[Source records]

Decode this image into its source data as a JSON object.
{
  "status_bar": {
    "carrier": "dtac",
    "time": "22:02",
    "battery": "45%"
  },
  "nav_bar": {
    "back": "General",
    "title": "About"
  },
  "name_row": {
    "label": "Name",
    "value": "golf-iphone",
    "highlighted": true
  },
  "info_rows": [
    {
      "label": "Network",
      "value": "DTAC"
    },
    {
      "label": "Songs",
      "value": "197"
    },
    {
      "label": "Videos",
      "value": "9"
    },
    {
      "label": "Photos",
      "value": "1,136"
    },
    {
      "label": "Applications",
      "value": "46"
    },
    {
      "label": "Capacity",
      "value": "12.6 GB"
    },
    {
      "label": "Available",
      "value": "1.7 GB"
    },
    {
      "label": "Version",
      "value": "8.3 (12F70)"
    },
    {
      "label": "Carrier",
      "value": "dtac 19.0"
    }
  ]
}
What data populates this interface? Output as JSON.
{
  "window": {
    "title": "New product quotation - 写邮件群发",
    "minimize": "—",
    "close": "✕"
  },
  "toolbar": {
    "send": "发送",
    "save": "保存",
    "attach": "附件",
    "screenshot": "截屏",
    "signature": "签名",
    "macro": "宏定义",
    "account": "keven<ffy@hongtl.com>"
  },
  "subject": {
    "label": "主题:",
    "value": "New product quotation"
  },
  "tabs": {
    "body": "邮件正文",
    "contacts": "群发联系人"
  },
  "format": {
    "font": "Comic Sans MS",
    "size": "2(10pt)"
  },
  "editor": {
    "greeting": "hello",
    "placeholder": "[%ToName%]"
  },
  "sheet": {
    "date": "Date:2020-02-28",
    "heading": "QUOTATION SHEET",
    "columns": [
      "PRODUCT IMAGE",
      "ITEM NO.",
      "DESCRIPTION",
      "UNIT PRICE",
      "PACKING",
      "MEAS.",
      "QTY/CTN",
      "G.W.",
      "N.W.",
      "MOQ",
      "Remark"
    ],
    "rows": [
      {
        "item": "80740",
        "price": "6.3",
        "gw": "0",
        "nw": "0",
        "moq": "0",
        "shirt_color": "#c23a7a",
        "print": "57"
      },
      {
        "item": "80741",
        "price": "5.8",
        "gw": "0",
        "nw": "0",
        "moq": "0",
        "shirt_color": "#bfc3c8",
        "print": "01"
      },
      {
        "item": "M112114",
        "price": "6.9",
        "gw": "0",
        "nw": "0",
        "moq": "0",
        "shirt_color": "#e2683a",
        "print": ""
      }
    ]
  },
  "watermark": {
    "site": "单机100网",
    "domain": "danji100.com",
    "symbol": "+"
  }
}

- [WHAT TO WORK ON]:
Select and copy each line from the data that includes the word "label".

- [ANSWER TO THE EXERCISE]:
    "label": "Name",
      "label": "Network",
      "label": "Songs",
      "label": "Videos",
      "label": "Photos",
      "label": "Applications",
      "label": "Capacity",
      "label": "Available",
      "label": "Version",
      "label": "Carrier",
    "label": "主题:",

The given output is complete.